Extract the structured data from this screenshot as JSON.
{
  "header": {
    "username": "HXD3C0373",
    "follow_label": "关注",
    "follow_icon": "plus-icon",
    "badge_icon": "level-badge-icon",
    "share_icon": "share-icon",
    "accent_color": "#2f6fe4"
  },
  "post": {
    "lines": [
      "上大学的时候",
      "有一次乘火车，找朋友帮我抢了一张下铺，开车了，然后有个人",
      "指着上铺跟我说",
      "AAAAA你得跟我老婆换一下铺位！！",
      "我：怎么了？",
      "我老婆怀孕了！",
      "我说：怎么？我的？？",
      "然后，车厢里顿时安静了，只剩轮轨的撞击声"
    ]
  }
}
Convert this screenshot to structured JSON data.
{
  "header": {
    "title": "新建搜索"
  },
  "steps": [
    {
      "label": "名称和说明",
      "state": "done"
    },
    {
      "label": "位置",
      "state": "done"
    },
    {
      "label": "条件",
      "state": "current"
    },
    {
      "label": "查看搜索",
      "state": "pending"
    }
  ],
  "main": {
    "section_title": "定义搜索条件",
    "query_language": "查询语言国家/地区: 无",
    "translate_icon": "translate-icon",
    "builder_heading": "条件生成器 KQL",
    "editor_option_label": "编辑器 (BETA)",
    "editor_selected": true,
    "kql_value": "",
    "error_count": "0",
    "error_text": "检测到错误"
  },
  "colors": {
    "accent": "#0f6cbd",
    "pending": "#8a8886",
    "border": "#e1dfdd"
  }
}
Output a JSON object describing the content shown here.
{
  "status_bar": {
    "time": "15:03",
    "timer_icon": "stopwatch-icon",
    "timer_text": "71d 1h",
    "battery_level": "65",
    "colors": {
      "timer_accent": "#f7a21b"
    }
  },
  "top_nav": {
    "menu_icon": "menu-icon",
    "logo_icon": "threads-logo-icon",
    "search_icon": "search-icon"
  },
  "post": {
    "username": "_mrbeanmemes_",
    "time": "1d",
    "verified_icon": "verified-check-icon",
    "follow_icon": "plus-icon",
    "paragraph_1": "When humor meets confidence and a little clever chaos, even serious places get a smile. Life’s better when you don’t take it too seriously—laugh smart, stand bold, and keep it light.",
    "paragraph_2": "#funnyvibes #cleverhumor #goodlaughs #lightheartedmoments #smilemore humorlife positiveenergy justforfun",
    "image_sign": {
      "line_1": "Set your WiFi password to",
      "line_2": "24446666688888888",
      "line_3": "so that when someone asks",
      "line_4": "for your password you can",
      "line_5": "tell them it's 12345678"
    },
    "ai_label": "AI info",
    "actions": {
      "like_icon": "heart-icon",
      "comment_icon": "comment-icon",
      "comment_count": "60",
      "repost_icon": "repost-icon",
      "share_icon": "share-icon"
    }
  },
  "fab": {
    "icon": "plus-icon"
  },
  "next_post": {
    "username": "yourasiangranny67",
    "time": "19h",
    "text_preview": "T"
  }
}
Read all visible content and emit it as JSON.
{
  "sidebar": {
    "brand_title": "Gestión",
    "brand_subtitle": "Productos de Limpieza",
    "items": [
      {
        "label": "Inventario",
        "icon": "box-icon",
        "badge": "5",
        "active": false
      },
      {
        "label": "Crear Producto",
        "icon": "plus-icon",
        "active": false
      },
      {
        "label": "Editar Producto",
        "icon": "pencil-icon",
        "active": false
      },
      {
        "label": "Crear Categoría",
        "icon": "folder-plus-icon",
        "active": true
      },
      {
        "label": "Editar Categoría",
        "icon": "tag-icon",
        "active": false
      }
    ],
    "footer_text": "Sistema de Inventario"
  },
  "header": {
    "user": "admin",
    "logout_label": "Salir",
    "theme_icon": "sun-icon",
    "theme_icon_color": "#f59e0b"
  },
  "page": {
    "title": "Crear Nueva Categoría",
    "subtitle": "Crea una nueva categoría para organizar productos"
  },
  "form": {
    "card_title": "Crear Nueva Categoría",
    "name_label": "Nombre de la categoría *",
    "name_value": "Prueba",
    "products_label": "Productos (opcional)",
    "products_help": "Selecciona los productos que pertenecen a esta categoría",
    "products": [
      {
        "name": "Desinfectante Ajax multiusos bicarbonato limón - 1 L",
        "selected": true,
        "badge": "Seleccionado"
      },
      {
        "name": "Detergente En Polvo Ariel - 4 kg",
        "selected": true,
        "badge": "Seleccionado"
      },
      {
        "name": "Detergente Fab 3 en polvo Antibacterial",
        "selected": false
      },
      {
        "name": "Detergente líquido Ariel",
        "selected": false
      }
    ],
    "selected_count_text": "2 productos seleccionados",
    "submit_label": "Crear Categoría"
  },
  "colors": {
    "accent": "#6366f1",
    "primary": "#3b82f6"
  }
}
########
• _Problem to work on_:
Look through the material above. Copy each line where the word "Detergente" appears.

• _Task response_:
        "name": "Detergente En Polvo Ariel - 4 kg",
        "name": "Detergente Fab 3 en polvo Antibacterial",
        "name": "Detergente líquido Ariel",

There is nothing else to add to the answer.